Former small business minister Bruce Billson argued the role was necessary in order for small businesses to access timely, affordable and effective alternative dispute resolution.
Announcing the appointment this morning, current small business minister Kelly O’Dwyer said the Ombudsman’s office will also advocate for small enterprises and play a role in developing business-friendly laws and regulations.
The minister also congratulated Carnell, saying she will bring extensive experience to the role.
“Today’s appointment is a major win for small business owners who will have access to advice and support, and an independent advocate to ensure the Government creates the right conditions for small businesses to grow,” O’Dwyer said.
“The Government acknowledges small businesses make a substantial contribution to Australia’s economy with over two million small businesses generating around a third of economic output.”
Speaking to SmartCompany this morning, Carnell said her focus as Australia’s first Small Business and Family Enterprise Ombudsman will be to listen and talk to small business people.
“From my perspective, the role is to be a strong advocate for small business and family enterprise across the board, particularly with federal departments to ensure that laws and regulations are appropriate for small businesses and family enterprises,” Carnell says.
“We will work with various departments to reduce red tape.

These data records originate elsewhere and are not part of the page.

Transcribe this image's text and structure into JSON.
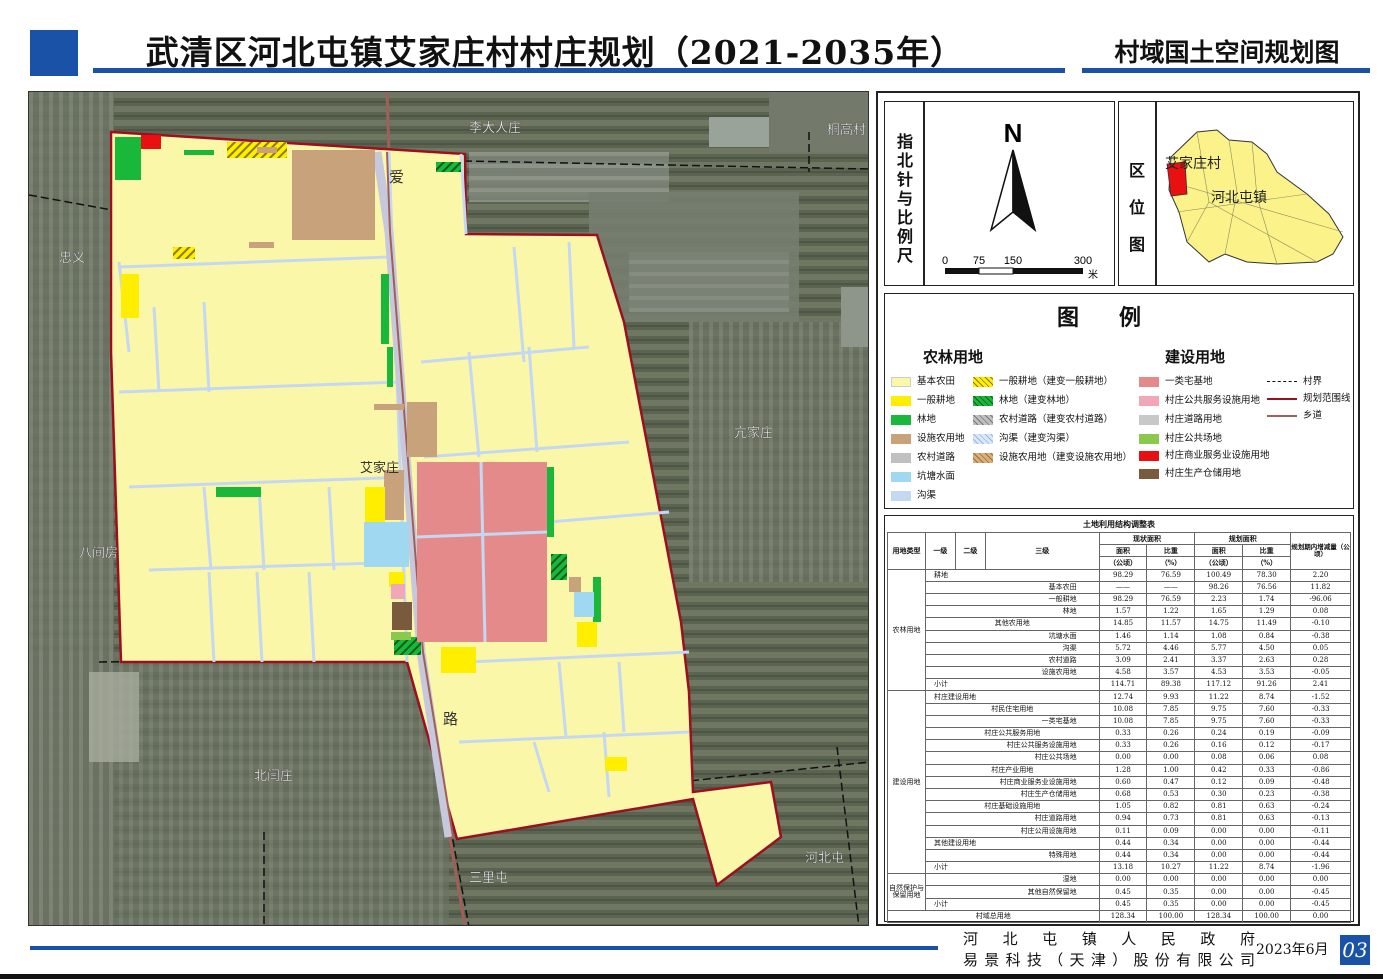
{
  "header": {
    "title": "武清区河北屯镇艾家庄村村庄规划（2021-2035年）",
    "subtitle": "村域国土空间规划图"
  },
  "map": {
    "place_labels": {
      "li_da_ren_zhuang": "李大人庄",
      "tong_gao_cun": "桐高村",
      "zhong_yi": "忠义",
      "ai": "爱",
      "kang_jia_zhuang": "亢家庄",
      "ai_jia_zhuang": "艾家庄",
      "ba_jian_fang": "八间房",
      "lu": "路",
      "bei_yan_zhuang": "北闫庄",
      "san_li_tun": "三里屯",
      "he_bei_tun": "河北屯"
    }
  },
  "north_arrow": {
    "label": "指北针与比例尺",
    "north_letter": "N",
    "scale_ticks": [
      "0",
      "75",
      "150",
      "300"
    ],
    "scale_unit": "米"
  },
  "location_map": {
    "label": "区位图",
    "village": "艾家庄村",
    "town": "河北屯镇"
  },
  "legend": {
    "title": "图例",
    "agri_heading": "农林用地",
    "build_heading": "建设用地",
    "items": {
      "basic_farmland": "基本农田",
      "general_farmland": "一般耕地",
      "forest": "林地",
      "facility_agri": "设施农用地",
      "rural_road": "农村道路",
      "pond": "坑塘水面",
      "ditch": "沟渠",
      "general_farmland_change": "一般耕地（建变一般耕地）",
      "forest_change": "林地（建变林地）",
      "rural_road_change": "农村道路（建变农村道路）",
      "ditch_change": "沟渠（建变沟渠）",
      "facility_change": "设施农用地（建变设施农用地）",
      "residential": "一类宅基地",
      "public_service": "村庄公共服务设施用地",
      "village_road": "村庄道路用地",
      "public_square": "村庄公共场地",
      "commercial": "村庄商业服务业设施用地",
      "warehouse": "村庄生产仓储用地",
      "village_boundary": "村界",
      "plan_boundary": "规划范围线",
      "township_road": "乡道"
    }
  },
  "table": {
    "title": "土地利用结构调整表",
    "headers": {
      "land_type": "用地类型",
      "level1": "一级",
      "level2": "二级",
      "level3": "三级",
      "current_area": "现状面积",
      "planned_area": "规划面积",
      "area": "面积",
      "area_unit": "（公顷）",
      "ratio": "比重",
      "ratio_unit": "（%）",
      "change": "规划期内增减量（公顷）"
    },
    "group_labels": {
      "agri": "农林用地",
      "build": "建设用地",
      "nature": "自然保护与保留用地"
    },
    "rows": [
      {
        "name": "耕地",
        "c_area": "98.29",
        "c_ratio": "76.59",
        "p_area": "100.49",
        "p_ratio": "78.30",
        "change": "2.20"
      },
      {
        "name": "基本农田",
        "c_area": "——",
        "c_ratio": "——",
        "p_area": "98.26",
        "p_ratio": "76.56",
        "change": "11.82"
      },
      {
        "name": "一般耕地",
        "c_area": "98.29",
        "c_ratio": "76.59",
        "p_area": "2.23",
        "p_ratio": "1.74",
        "change": "-96.06"
      },
      {
        "name": "林地",
        "c_area": "1.57",
        "c_ratio": "1.22",
        "p_area": "1.65",
        "p_ratio": "1.29",
        "change": "0.08"
      },
      {
        "name": "其他农用地",
        "c_area": "14.85",
        "c_ratio": "11.57",
        "p_area": "14.75",
        "p_ratio": "11.49",
        "change": "-0.10"
      },
      {
        "name": "坑塘水面",
        "c_area": "1.46",
        "c_ratio": "1.14",
        "p_area": "1.08",
        "p_ratio": "0.84",
        "change": "-0.38"
      },
      {
        "name": "沟渠",
        "c_area": "5.72",
        "c_ratio": "4.46",
        "p_area": "5.77",
        "p_ratio": "4.50",
        "change": "0.05"
      },
      {
        "name": "农村道路",
        "c_area": "3.09",
        "c_ratio": "2.41",
        "p_area": "3.37",
        "p_ratio": "2.63",
        "change": "0.28"
      },
      {
        "name": "设施农用地",
        "c_area": "4.58",
        "c_ratio": "3.57",
        "p_area": "4.53",
        "p_ratio": "3.53",
        "change": "-0.05"
      },
      {
        "name": "小计",
        "c_area": "114.71",
        "c_ratio": "89.38",
        "p_area": "117.12",
        "p_ratio": "91.26",
        "change": "2.41"
      },
      {
        "name": "村庄建设用地",
        "c_area": "12.74",
        "c_ratio": "9.93",
        "p_area": "11.22",
        "p_ratio": "8.74",
        "change": "-1.52"
      },
      {
        "name": "村民住宅用地",
        "c_area": "10.08",
        "c_ratio": "7.85",
        "p_area": "9.75",
        "p_ratio": "7.60",
        "change": "-0.33"
      },
      {
        "name": "一类宅基地",
        "c_area": "10.08",
        "c_ratio": "7.85",
        "p_area": "9.75",
        "p_ratio": "7.60",
        "change": "-0.33"
      },
      {
        "name": "村庄公共服务用地",
        "c_area": "0.33",
        "c_ratio": "0.26",
        "p_area": "0.24",
        "p_ratio": "0.19",
        "change": "-0.09"
      },
      {
        "name": "村庄公共服务设施用地",
        "c_area": "0.33",
        "c_ratio": "0.26",
        "p_area": "0.16",
        "p_ratio": "0.12",
        "change": "-0.17"
      },
      {
        "name": "村庄公共场地",
        "c_area": "0.00",
        "c_ratio": "0.00",
        "p_area": "0.08",
        "p_ratio": "0.06",
        "change": "0.08"
      },
      {
        "name": "村庄产业用地",
        "c_area": "1.28",
        "c_ratio": "1.00",
        "p_area": "0.42",
        "p_ratio": "0.33",
        "change": "-0.86"
      },
      {
        "name": "村庄商业服务业设施用地",
        "c_area": "0.60",
        "c_ratio": "0.47",
        "p_area": "0.12",
        "p_ratio": "0.09",
        "change": "-0.48"
      },
      {
        "name": "村庄生产仓储用地",
        "c_area": "0.68",
        "c_ratio": "0.53",
        "p_area": "0.30",
        "p_ratio": "0.23",
        "change": "-0.38"
      },
      {
        "name": "村庄基础设施用地",
        "c_area": "1.05",
        "c_ratio": "0.82",
        "p_area": "0.81",
        "p_ratio": "0.63",
        "change": "-0.24"
      },
      {
        "name": "村庄道路用地",
        "c_area": "0.94",
        "c_ratio": "0.73",
        "p_area": "0.81",
        "p_ratio": "0.63",
        "change": "-0.13"
      },
      {
        "name": "村庄公用设施用地",
        "c_area": "0.11",
        "c_ratio": "0.09",
        "p_area": "0.00",
        "p_ratio": "0.00",
        "change": "-0.11"
      },
      {
        "name": "其他建设用地",
        "c_area": "0.44",
        "c_ratio": "0.34",
        "p_area": "0.00",
        "p_ratio": "0.00",
        "change": "-0.44"
      },
      {
        "name": "特殊用地",
        "c_area": "0.44",
        "c_ratio": "0.34",
        "p_area": "0.00",
        "p_ratio": "0.00",
        "change": "-0.44"
      },
      {
        "name": "小计",
        "c_area": "13.18",
        "c_ratio": "10.27",
        "p_area": "11.22",
        "p_ratio": "8.74",
        "change": "-1.96"
      },
      {
        "name": "湿地",
        "c_area": "0.00",
        "c_ratio": "0.00",
        "p_area": "0.00",
        "p_ratio": "0.00",
        "change": "0.00"
      },
      {
        "name": "其他自然保留地",
        "c_area": "0.45",
        "c_ratio": "0.35",
        "p_area": "0.00",
        "p_ratio": "0.00",
        "change": "-0.45"
      },
      {
        "name": "小计",
        "c_area": "0.45",
        "c_ratio": "0.35",
        "p_area": "0.00",
        "p_ratio": "0.00",
        "change": "-0.45"
      },
      {
        "name": "村域总用地",
        "c_area": "128.34",
        "c_ratio": "100.00",
        "p_area": "128.34",
        "p_ratio": "100.00",
        "change": "0.00"
      }
    ]
  },
  "footer": {
    "government": "河北屯镇人民政府",
    "company": "易景科技（天津）股份有限公司",
    "date": "2023年6月",
    "page": "03"
  },
  "colors": {
    "brand_blue": "#1a52a8",
    "basic_farmland": "#fbf7a8",
    "general_farmland": "#ffee00",
    "forest": "#1ab83a",
    "facility_agri": "#c8a27a",
    "rural_road": "#c0c0c0",
    "pond": "#9fd8f0",
    "ditch": "#c4d8f2",
    "residential": "#e58a8a",
    "public_service": "#f2a7b8",
    "village_road": "#c8c8c8",
    "public_square": "#8cc84e",
    "commercial": "#e81010",
    "warehouse": "#7a5a3c",
    "plan_boundary": "#9a1020",
    "township_road": "#a0605a"
  }
}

There’s lots of things the federal government does for small business, you’ve just got to be a genius to understand it.”
Carnell says Australia needs an effects test
Asked whether she will advocate for an effects test when she steps into her role, Carnell says she supports the reform.
“The reality is just about every country in the world has one,” she says.
“The issue is to ensure what we put in place in Australia is fit for purpose in Australia and I think it’s one of those issues that need to be addressed. We need an effects test, we just need to get the words right.”
Carnell also says her previous experience as a small business owner will help shape her role.
“When you’ve actually had your house riding on it [your business] and you’ve had to employ people and all the things that go with running your business, it certainly changes your perspective,” she says.
“Also I come from a family of small business people. My dad ran a domestic building company for all his life and my brother runs a building company as well. My son also recently bought a restaurant. So there’s a pedigree there.”
Small business community welcomes Carnell’s appointment
Peter Strong, the chief executive of the Council of Small Business of Australia. told SmartCompany Carnell is the right person for the job given her previous experience in politics as well as running her own small business.
“COSBOA has been calling for an ombudsman for our sector since 1977 when our association was first formed by concerned small business supporters,” Strong says.
“No other group has called for such a position until more recent years, so it seems that patience pays off. Kate Carnell is a great selection.”